Mihai Eminescu, one of Romania's most influential poets, made a reference to Pann in his poem Epigonii (1870), which, in its opening verses, traces the development of early literature and the impact of Romanticism. Cited alongside Dimitrie Cantemir, Dimitrie Ţichindeal, Vasile Cârlova, Ienăchiţă Văcărescu, Alexandru Sihleanu, Ion Heliade Rădulescu, Cezar Bolliac and others, Pann is referred to as the son of Pepelea, the witty hero of folk literature, and complimented with the words "as clever as a proverb". During the interwar period, the works of Anton Pann were reflected and complimented in the modernist poetic art of Ion Barbu. Barbu's Nastratin Hogea la Isarlâk uses Pann's main character to tragic effect, depicting, in willing contrast to the proverbial setting, Nastratin's violent self-sacrifice. George Călinescu noted that Pann's "mix of buffoonery and seriousness" present in the works of poet Tudor Arghezi, came "in the line of Anton Pann".

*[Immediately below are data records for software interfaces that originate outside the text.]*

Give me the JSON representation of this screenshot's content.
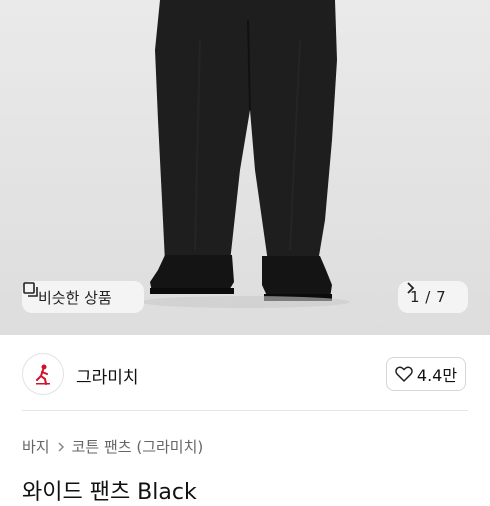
{
  "hero": {
    "similar_label": "비슷한 상품",
    "counter_label": "1 / 7",
    "background_color": "#e4e4e4"
  },
  "store": {
    "name": "그라미치",
    "like_count": "4.4만",
    "logo_color": "#d0112b"
  },
  "breadcrumb": {
    "items": [
      "바지",
      "코튼 팬츠 (그라미치)"
    ]
  },
  "product": {
    "title": "와이드 팬츠 Black"
  },
  "icons": {
    "similar": "similar-items-icon",
    "next": "chevron-right-icon",
    "like": "heart-icon",
    "breadcrumb_sep": "chevron-right-icon"
  }
}
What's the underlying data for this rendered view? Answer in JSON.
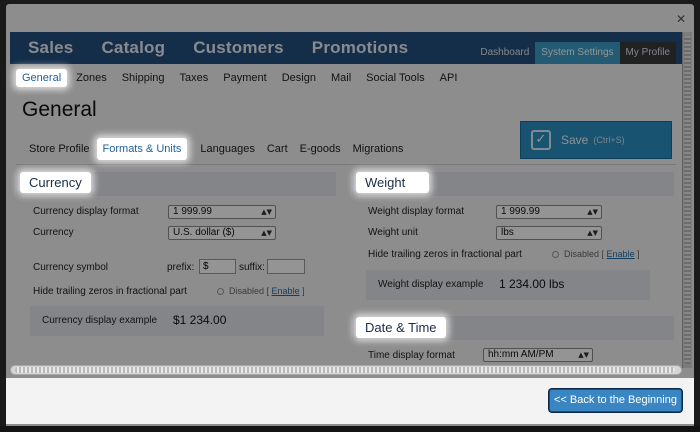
{
  "window": {
    "close_icon": "close-icon"
  },
  "main_nav": [
    "Sales",
    "Catalog",
    "Customers",
    "Promotions"
  ],
  "user_nav": [
    "Dashboard",
    "System Settings",
    "My Profile"
  ],
  "settings_tabs": [
    "General",
    "Zones",
    "Shipping",
    "Taxes",
    "Payment",
    "Design",
    "Mail",
    "Social Tools",
    "API"
  ],
  "page_title": "General",
  "sub_tabs": [
    "Store Profile",
    "Formats & Units",
    "Languages",
    "Cart",
    "E-goods",
    "Migrations"
  ],
  "save": {
    "label": "Save",
    "hint": "(Ctrl+S)",
    "icon": "checkmark-icon"
  },
  "currency": {
    "title": "Currency",
    "display_format_label": "Currency display format",
    "display_format_value": "1 999.99",
    "currency_label": "Currency",
    "currency_value": "U.S. dollar ($)",
    "symbol_label": "Currency symbol",
    "prefix_label": "prefix:",
    "prefix_value": "$",
    "suffix_label": "suffix:",
    "suffix_value": "",
    "trailing_label": "Hide trailing zeros in fractional part",
    "trailing_state": "Disabled",
    "trailing_link": "Enable",
    "example_label": "Currency display example",
    "example_value": "$1 234.00"
  },
  "weight": {
    "title": "Weight",
    "display_format_label": "Weight display format",
    "display_format_value": "1 999.99",
    "unit_label": "Weight unit",
    "unit_value": "lbs",
    "trailing_label": "Hide trailing zeros in fractional part",
    "trailing_state": "Disabled",
    "trailing_link": "Enable",
    "example_label": "Weight display example",
    "example_value": "1 234.00 lbs"
  },
  "datetime": {
    "title": "Date & Time",
    "time_format_label": "Time display format",
    "time_format_value": "hh:mm AM/PM"
  },
  "back_button": "<< Back to the Beginning",
  "colors": {
    "header": "#24507f",
    "accent": "#2c8fc5",
    "active_tab": "#3b9ec7"
  }
}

In 1945, Lucian Blaga authored a three-act play named Anton Pann, centered on the poet's Şchei period. A museum of the life and activity of Anton Pann exist in Râmnicu Vâlcea, and, since 1990, a public theater in the same city bears his name.
Shown above is the stamp and postal stationary envelope of anthem composer Anton Pann issued in 1998. Note the special cancel with the image of the composer shown (enlarged below).